[[ Stored data, beginning ]]

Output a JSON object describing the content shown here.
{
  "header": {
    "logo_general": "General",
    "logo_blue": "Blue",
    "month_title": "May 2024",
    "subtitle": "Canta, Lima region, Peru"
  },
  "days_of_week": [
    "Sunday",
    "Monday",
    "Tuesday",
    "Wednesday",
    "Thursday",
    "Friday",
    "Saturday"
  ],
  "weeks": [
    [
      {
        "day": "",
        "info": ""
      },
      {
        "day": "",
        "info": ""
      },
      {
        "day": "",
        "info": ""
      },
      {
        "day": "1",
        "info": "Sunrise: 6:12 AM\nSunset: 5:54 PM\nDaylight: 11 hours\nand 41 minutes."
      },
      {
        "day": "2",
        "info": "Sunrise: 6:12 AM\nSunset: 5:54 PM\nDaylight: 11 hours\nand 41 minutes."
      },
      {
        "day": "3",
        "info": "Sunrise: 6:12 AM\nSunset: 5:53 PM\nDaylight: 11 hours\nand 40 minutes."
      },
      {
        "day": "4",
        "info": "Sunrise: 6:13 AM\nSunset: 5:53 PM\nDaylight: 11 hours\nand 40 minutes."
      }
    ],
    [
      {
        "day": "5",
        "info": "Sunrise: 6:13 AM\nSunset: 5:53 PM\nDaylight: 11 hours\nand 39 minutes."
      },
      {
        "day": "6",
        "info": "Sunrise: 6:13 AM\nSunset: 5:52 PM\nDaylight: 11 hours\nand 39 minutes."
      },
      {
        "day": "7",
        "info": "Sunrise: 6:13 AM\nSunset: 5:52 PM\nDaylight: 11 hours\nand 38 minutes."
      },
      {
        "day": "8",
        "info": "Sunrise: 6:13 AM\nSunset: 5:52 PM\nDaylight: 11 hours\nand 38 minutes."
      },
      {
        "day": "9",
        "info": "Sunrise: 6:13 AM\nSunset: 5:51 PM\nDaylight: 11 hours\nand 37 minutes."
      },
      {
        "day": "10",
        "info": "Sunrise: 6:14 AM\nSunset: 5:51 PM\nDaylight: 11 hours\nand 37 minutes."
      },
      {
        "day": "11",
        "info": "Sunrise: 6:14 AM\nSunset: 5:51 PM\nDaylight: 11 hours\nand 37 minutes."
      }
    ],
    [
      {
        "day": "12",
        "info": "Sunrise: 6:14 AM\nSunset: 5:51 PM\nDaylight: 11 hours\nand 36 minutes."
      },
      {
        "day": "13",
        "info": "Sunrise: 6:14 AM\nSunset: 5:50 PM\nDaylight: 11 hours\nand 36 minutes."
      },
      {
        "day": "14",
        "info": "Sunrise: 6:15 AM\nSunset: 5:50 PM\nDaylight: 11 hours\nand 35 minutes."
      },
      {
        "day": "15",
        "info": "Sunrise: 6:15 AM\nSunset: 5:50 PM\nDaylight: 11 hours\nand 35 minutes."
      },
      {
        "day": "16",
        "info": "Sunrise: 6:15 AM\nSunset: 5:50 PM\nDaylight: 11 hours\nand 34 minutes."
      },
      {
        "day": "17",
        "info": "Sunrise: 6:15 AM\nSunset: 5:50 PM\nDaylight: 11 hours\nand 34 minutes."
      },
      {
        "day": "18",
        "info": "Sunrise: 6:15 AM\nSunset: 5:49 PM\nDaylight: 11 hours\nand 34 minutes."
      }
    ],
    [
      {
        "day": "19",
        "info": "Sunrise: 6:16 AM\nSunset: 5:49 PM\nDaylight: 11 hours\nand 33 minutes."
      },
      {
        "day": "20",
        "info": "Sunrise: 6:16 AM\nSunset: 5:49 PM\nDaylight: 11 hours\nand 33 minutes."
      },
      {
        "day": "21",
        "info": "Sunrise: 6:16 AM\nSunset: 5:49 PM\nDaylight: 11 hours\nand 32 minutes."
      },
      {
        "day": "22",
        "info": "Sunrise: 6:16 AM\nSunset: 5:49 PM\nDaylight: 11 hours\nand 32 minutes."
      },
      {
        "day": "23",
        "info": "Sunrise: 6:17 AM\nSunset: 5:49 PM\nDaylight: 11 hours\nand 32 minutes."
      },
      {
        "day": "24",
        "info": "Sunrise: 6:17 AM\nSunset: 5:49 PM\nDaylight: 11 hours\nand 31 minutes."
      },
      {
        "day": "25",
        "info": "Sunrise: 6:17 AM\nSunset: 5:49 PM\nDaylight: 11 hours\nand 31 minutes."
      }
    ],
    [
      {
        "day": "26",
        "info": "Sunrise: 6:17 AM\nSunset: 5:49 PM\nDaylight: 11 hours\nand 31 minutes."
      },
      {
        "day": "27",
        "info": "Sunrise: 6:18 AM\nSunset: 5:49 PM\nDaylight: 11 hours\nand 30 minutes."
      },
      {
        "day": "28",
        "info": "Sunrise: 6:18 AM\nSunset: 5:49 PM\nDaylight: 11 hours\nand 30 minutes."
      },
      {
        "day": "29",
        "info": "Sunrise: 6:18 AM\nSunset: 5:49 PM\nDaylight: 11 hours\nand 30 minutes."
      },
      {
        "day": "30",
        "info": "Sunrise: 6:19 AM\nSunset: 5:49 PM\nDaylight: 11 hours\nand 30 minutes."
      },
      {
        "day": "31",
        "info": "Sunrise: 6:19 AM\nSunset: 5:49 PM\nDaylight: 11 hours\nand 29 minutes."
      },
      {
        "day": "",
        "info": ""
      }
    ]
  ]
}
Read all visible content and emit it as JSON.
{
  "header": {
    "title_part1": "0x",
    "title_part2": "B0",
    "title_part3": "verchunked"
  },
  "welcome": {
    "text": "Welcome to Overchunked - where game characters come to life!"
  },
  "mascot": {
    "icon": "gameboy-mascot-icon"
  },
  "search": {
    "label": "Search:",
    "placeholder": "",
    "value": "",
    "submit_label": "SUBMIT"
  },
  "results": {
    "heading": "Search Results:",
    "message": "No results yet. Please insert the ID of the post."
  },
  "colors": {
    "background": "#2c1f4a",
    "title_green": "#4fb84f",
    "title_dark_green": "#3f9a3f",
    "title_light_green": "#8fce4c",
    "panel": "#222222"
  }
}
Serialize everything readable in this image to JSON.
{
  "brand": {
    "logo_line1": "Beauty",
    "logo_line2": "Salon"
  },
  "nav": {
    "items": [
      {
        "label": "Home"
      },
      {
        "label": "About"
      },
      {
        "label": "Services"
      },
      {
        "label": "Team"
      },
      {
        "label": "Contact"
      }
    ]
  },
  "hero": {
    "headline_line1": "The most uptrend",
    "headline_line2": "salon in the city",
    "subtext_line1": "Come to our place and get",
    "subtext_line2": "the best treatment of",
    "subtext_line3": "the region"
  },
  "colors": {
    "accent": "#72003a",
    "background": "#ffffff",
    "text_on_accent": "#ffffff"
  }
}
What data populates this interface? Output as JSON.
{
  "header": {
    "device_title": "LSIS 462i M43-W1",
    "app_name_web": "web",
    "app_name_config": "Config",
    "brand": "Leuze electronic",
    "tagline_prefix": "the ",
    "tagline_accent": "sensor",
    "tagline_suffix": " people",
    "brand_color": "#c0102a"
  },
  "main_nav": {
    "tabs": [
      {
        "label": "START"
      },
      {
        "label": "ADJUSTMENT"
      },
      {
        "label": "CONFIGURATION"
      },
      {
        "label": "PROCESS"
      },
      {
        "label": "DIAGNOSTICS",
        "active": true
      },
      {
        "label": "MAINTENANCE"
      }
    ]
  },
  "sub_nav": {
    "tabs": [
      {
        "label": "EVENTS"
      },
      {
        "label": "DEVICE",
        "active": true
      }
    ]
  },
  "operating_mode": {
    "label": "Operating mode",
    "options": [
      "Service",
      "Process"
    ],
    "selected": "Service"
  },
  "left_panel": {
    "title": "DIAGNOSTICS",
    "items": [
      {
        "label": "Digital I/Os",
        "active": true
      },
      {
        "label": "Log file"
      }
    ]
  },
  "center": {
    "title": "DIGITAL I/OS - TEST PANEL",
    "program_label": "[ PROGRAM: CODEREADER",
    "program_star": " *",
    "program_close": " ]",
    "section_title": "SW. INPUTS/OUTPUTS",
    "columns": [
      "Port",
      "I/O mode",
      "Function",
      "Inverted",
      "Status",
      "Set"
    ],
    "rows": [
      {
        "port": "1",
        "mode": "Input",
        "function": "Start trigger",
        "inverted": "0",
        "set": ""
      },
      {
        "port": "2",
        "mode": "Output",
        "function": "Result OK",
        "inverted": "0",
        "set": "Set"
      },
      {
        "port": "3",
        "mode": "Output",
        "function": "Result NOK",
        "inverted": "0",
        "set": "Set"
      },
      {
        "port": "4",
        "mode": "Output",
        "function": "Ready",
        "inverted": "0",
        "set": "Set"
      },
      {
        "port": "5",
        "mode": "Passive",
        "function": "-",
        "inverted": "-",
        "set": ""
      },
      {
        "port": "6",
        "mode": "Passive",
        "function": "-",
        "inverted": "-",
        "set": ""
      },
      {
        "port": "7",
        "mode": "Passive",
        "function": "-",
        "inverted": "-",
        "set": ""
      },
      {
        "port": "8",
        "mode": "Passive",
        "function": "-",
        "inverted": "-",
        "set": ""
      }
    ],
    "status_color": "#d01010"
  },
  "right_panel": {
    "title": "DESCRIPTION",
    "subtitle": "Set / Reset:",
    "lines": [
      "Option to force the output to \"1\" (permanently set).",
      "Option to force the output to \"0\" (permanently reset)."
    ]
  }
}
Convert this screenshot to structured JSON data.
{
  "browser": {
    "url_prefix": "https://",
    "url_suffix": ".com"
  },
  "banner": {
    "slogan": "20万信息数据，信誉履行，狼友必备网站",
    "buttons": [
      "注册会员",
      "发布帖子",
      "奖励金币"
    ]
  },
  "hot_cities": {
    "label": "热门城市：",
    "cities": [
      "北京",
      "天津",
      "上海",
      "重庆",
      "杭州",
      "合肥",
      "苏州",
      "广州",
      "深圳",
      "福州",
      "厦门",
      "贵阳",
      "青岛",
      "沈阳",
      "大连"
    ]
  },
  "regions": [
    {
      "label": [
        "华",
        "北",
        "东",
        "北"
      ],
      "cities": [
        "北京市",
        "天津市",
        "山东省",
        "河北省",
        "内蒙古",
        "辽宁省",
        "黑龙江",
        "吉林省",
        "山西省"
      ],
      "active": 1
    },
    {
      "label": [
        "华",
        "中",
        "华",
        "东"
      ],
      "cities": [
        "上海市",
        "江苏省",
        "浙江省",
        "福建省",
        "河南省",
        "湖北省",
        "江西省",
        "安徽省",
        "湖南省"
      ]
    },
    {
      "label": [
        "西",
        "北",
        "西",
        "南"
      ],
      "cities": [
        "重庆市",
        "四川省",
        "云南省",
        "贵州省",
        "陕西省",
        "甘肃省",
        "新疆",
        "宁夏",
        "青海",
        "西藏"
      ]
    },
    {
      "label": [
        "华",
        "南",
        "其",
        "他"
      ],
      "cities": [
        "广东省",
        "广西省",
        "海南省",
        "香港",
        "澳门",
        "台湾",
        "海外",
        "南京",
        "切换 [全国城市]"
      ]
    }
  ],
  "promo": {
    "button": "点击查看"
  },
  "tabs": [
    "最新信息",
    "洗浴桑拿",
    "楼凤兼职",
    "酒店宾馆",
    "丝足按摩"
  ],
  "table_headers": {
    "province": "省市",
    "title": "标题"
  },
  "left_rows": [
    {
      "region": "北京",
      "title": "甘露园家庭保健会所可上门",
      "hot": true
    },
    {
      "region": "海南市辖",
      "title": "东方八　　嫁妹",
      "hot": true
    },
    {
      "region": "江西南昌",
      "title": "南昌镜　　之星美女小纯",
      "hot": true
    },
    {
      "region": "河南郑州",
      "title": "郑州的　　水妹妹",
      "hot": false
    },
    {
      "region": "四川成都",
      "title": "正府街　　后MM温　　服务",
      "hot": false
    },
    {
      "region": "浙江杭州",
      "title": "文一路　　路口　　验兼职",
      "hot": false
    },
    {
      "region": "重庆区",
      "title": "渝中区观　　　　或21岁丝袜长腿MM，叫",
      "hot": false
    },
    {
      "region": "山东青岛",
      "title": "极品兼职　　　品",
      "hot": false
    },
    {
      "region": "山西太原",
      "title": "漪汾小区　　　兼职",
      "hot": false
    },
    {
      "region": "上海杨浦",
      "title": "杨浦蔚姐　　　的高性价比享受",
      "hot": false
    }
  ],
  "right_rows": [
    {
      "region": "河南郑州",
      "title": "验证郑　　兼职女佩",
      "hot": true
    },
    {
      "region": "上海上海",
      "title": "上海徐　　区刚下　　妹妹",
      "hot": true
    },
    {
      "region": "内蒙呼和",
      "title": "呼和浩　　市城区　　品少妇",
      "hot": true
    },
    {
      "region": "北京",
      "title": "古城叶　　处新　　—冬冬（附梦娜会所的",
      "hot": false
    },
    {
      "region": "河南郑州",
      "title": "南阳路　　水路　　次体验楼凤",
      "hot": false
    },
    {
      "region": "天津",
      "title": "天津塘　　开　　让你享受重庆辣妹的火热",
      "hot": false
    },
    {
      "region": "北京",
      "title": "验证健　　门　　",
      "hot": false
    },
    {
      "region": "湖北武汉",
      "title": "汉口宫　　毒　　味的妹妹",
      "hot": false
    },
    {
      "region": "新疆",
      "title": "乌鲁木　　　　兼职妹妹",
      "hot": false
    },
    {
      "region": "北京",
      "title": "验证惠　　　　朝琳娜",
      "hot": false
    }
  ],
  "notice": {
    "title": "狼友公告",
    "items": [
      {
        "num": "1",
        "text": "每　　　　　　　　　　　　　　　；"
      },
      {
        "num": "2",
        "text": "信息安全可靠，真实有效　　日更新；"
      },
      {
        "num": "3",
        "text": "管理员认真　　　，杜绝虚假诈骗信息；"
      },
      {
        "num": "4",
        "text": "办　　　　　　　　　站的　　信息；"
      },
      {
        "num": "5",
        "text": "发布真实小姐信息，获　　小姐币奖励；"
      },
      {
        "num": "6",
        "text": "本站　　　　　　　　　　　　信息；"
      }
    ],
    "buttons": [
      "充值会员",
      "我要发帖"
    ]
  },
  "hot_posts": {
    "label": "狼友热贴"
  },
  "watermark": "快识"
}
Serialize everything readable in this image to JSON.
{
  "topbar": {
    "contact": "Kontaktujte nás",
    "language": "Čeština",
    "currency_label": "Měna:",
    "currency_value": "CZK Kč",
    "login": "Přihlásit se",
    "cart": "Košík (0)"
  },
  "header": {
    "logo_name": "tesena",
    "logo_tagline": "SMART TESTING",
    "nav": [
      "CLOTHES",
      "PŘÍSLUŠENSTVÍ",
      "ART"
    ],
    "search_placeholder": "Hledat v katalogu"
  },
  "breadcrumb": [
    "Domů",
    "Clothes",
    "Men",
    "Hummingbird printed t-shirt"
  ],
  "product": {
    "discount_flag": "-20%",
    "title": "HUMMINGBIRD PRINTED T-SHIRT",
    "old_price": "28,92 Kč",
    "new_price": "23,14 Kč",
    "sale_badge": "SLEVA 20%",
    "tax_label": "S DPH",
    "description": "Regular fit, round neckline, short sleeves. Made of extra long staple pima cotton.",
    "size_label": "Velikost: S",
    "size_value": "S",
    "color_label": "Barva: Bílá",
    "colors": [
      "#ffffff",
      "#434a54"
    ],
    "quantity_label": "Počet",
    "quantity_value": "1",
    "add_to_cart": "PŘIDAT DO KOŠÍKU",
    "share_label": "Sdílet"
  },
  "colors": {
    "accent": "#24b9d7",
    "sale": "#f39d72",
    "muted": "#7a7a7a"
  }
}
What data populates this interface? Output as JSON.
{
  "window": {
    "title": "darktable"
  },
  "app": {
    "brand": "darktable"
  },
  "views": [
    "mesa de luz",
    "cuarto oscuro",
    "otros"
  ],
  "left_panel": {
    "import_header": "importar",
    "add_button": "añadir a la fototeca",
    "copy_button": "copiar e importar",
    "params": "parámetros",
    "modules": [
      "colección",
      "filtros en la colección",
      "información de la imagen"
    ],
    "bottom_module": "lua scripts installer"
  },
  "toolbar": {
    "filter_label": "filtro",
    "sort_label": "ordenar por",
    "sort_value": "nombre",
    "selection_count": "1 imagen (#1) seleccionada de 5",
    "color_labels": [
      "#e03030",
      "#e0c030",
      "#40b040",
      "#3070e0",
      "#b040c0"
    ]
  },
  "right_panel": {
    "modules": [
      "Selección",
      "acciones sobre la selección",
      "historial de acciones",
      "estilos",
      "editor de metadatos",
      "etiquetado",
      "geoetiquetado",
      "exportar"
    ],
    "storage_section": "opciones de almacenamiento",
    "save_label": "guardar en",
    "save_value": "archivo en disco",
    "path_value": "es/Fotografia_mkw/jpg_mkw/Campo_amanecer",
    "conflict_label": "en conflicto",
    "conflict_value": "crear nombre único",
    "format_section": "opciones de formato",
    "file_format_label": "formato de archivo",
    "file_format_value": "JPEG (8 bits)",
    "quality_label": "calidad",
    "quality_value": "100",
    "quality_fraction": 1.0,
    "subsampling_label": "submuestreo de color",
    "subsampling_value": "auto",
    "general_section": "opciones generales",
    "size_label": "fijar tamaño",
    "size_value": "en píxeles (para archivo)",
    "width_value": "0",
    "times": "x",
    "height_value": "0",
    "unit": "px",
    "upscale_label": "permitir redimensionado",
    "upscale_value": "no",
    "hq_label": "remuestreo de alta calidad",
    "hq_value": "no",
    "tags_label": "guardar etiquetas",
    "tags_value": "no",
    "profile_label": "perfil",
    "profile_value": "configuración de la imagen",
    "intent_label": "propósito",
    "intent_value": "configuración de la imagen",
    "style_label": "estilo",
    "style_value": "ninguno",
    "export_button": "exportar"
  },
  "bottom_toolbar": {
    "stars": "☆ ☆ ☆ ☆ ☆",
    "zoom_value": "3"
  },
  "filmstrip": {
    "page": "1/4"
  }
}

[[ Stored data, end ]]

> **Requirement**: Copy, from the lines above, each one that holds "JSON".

> **Result for this exercise**:
Output a JSON object describing the content shown here.
Read all visible content and emit it as JSON.
Serialize everything readable in this image to JSON.
What data populates this interface? Output as JSON.
Convert this screenshot to structured JSON data.
Serialize everything readable in this image to JSON.
What data populates this interface? Output as JSON.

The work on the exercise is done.